* [WORK INSTRUCTION]: Restate each entry exactly, without pictures.

* [SOURCE INFORMATION]:
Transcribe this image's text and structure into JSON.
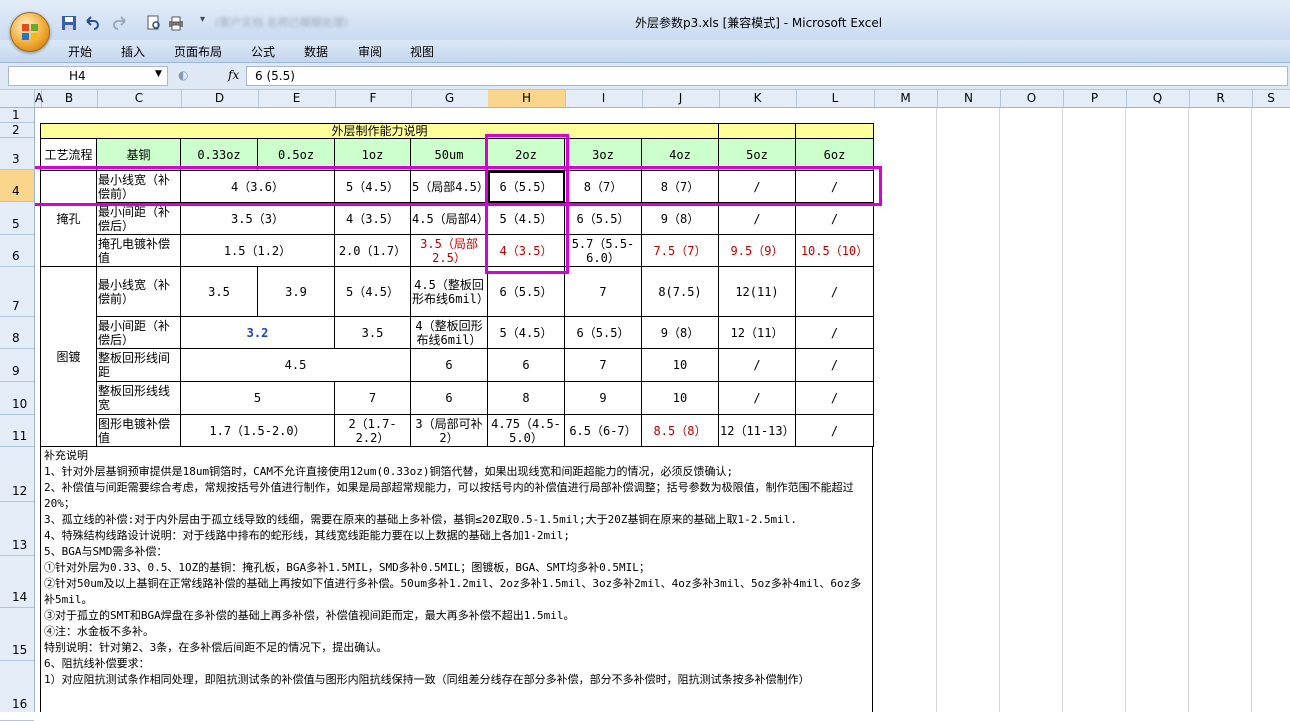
{
  "app": {
    "title": "外层参数p3.xls  [兼容模式] - Microsoft Excel",
    "blurred_title": "(客户文档 名称已模糊处理)",
    "tabs": [
      "开始",
      "插入",
      "页面布局",
      "公式",
      "数据",
      "审阅",
      "视图"
    ]
  },
  "formula_bar": {
    "name_box": "H4",
    "fx": "fx",
    "formula": "6 (5.5)"
  },
  "columns": [
    "A",
    "B",
    "C",
    "D",
    "E",
    "F",
    "G",
    "H",
    "I",
    "J",
    "K",
    "L",
    "M",
    "N",
    "O",
    "P",
    "Q",
    "R",
    "S"
  ],
  "rows": [
    "1",
    "2",
    "3",
    "4",
    "5",
    "6",
    "7",
    "8",
    "9",
    "10",
    "11",
    "12",
    "13",
    "14",
    "15",
    "16"
  ],
  "table": {
    "title": "外层制作能力说明",
    "header": [
      "工艺流程",
      "基铜",
      "0.33oz",
      "0.5oz",
      "1oz",
      "50um",
      "2oz",
      "3oz",
      "4oz",
      "5oz",
      "6oz"
    ],
    "group1": "掩孔",
    "group2": "图镀",
    "r4": [
      "最小线宽（补偿前）",
      "4（3.6）",
      "5（4.5）",
      "5（局部4.5）",
      "6（5.5）",
      "8（7）",
      "8（7）",
      "/",
      "/"
    ],
    "r5": [
      "最小间距（补偿后）",
      "3.5（3）",
      "4（3.5）",
      "4.5（局部4）",
      "5（4.5）",
      "6（5.5）",
      "9（8）",
      "/",
      "/"
    ],
    "r6": [
      "掩孔电镀补偿值",
      "1.5（1.2）",
      "2.0（1.7）",
      "3.5（局部2.5）",
      "4（3.5）",
      "5.7（5.5-6.0）",
      "7.5（7）",
      "9.5（9）",
      "10.5（10）"
    ],
    "r7": [
      "最小线宽（补偿前）",
      "3.5",
      "3.9",
      "5（4.5）",
      "4.5（整板回形布线6mil）",
      "6（5.5）",
      "7",
      "8(7.5)",
      "12(11)",
      "/"
    ],
    "r8": [
      "最小间距（补偿后）",
      "3.2",
      "3.5",
      "4（整板回形布线6mil）",
      "5（4.5）",
      "6（5.5）",
      "9（8）",
      "12（11）",
      "/"
    ],
    "r9": [
      "整板回形线间距",
      "4.5",
      "6",
      "6",
      "7",
      "10",
      "/",
      "/"
    ],
    "r10": [
      "整板回形线线宽",
      "5",
      "7",
      "6",
      "8",
      "9",
      "10",
      "/",
      "/"
    ],
    "r11": [
      "图形电镀补偿值",
      "1.7（1.5-2.0）",
      "2（1.7-2.2）",
      "3（局部可补2）",
      "4.75（4.5-5.0）",
      "6.5（6-7）",
      "8.5（8）",
      "12（11-13）",
      "/"
    ]
  },
  "notes": [
    "补充说明",
    "1、针对外层基铜预审提供是18um铜箔时，CAM不允许直接使用12um(0.33oz)铜箔代替，如果出现线宽和间距超能力的情况，必须反馈确认;",
    "2、补偿值与间距需要综合考虑，常规按括号外值进行制作，如果是局部超常规能力，可以按括号内的补偿值进行局部补偿调整；括号参数为极限值，制作范围不能超过20%；",
    "3、孤立线的补偿:对于内外层由于孤立线导致的线细，需要在原来的基础上多补偿，基铜≤20Z取0.5-1.5mil;大于20Z基铜在原来的基础上取1-2.5mil.",
    "4、特殊结构线路设计说明：对于线路中排布的蛇形线，其线宽线距能力要在以上数据的基础上各加1-2mil;",
    "5、BGA与SMD需多补偿：",
    "①针对外层为0.33、0.5、1OZ的基铜：掩孔板，BGA多补1.5MIL，SMD多补0.5MIL；图镀板，BGA、SMT均多补0.5MIL；",
    "②针对50um及以上基铜在正常线路补偿的基础上再按如下值进行多补偿。50um多补1.2mil、2oz多补1.5mil、3oz多补2mil、4oz多补3mil、5oz多补4mil、6oz多补5mil。",
    "③对于孤立的SMT和BGA焊盘在多补偿的基础上再多补偿，补偿值视间距而定，最大再多补偿不超出1.5mil。",
    "④注：水金板不多补。",
    "特别说明：针对第2、3条，在多补偿后间距不足的情况下，提出确认。",
    "6、阻抗线补偿要求：",
    "1）对应阻抗测试条作相同处理，即阻抗测试条的补偿值与图形内阻抗线保持一致（同组差分线存在部分多补偿，部分不多补偿时，阻抗测试条按多补偿制作）"
  ],
  "colors": {
    "highlight": "#d800d8",
    "yellow": "#ffff99",
    "green": "#ccffcc",
    "red_text": "#c00000",
    "selected_header": "#f8d58a"
  }
}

* [WRITTEN RESPONSE]:
Transcribe this image's text and structure into JSON.
{
  "app": {
    "title": "外层参数p3.xls  [兼容模式] - Microsoft Excel",
    "blurred_title": "(客户文档 名称已模糊处理)",
    "tabs": [
      "开始",
      "插入",
      "页面布局",
      "公式",
      "数据",
      "审阅",
      "视图"
    ]
  },
  "formula_bar": {
    "name_box": "H4",
    "fx": "fx",
    "formula": "6 (5.5)"
  },
  "columns": [
    "A",
    "B",
    "C",
    "D",
    "E",
    "F",
    "G",
    "H",
    "I",
    "J",
    "K",
    "L",
    "M",
    "N",
    "O",
    "P",
    "Q",
    "R",
    "S"
  ],
  "rows": [
    "1",
    "2",
    "3",
    "4",
    "5",
    "6",
    "7",
    "8",
    "9",
    "10",
    "11",
    "12",
    "13",
    "14",
    "15",
    "16"
  ],
  "table": {
    "title": "外层制作能力说明",
    "header": [
      "工艺流程",
      "基铜",
      "0.33oz",
      "0.5oz",
      "1oz",
      "50um",
      "2oz",
      "3oz",
      "4oz",
      "5oz",
      "6oz"
    ],
    "group1": "掩孔",
    "group2": "图镀",
    "r4": [
      "最小线宽（补偿前）",
      "4（3.6）",
      "5（4.5）",
      "5（局部4.5）",
      "6（5.5）",
      "8（7）",
      "8（7）",
      "/",
      "/"
    ],
    "r5": [
      "最小间距（补偿后）",
      "3.5（3）",
      "4（3.5）",
      "4.5（局部4）",
      "5（4.5）",
      "6（5.5）",
      "9（8）",
      "/",
      "/"
    ],
    "r6": [
      "掩孔电镀补偿值",
      "1.5（1.2）",
      "2.0（1.7）",
      "3.5（局部2.5）",
      "4（3.5）",
      "5.7（5.5-6.0）",
      "7.5（7）",
      "9.5（9）",
      "10.5（10）"
    ],
    "r7": [
      "最小线宽（补偿前）",
      "3.5",
      "3.9",
      "5（4.5）",
      "4.5（整板回形布线6mil）",
      "6（5.5）",
      "7",
      "8(7.5)",
      "12(11)",
      "/"
    ],
    "r8": [
      "最小间距（补偿后）",
      "3.2",
      "3.5",
      "4（整板回形布线6mil）",
      "5（4.5）",
      "6（5.5）",
      "9（8）",
      "12（11）",
      "/"
    ],
    "r9": [
      "整板回形线间距",
      "4.5",
      "6",
      "6",
      "7",
      "10",
      "/",
      "/"
    ],
    "r10": [
      "整板回形线线宽",
      "5",
      "7",
      "6",
      "8",
      "9",
      "10",
      "/",
      "/"
    ],
    "r11": [
      "图形电镀补偿值",
      "1.7（1.5-2.0）",
      "2（1.7-2.2）",
      "3（局部可补2）",
      "4.75（4.5-5.0）",
      "6.5（6-7）",
      "8.5（8）",
      "12（11-13）",
      "/"
    ]
  },
  "notes": [
    "补充说明",
    "1、针对外层基铜预审提供是18um铜箔时，CAM不允许直接使用12um(0.33oz)铜箔代替，如果出现线宽和间距超能力的情况，必须反馈确认;",
    "2、补偿值与间距需要综合考虑，常规按括号外值进行制作，如果是局部超常规能力，可以按括号内的补偿值进行局部补偿调整；括号参数为极限值，制作范围不能超过20%；",
    "3、孤立线的补偿:对于内外层由于孤立线导致的线细，需要在原来的基础上多补偿，基铜≤20Z取0.5-1.5mil;大于20Z基铜在原来的基础上取1-2.5mil.",
    "4、特殊结构线路设计说明：对于线路中排布的蛇形线，其线宽线距能力要在以上数据的基础上各加1-2mil;",
    "5、BGA与SMD需多补偿：",
    "①针对外层为0.33、0.5、1OZ的基铜：掩孔板，BGA多补1.5MIL，SMD多补0.5MIL；图镀板，BGA、SMT均多补0.5MIL；",
    "②针对50um及以上基铜在正常线路补偿的基础上再按如下值进行多补偿。50um多补1.2mil、2oz多补1.5mil、3oz多补2mil、4oz多补3mil、5oz多补4mil、6oz多补5mil。",
    "③对于孤立的SMT和BGA焊盘在多补偿的基础上再多补偿，补偿值视间距而定，最大再多补偿不超出1.5mil。",
    "④注：水金板不多补。",
    "特别说明：针对第2、3条，在多补偿后间距不足的情况下，提出确认。",
    "6、阻抗线补偿要求：",
    "1）对应阻抗测试条作相同处理，即阻抗测试条的补偿值与图形内阻抗线保持一致（同组差分线存在部分多补偿，部分不多补偿时，阻抗测试条按多补偿制作）"
  ],
  "colors": {
    "highlight": "#d800d8",
    "yellow": "#ffff99",
    "green": "#ccffcc",
    "red_text": "#c00000",
    "selected_header": "#f8d58a"
  }
}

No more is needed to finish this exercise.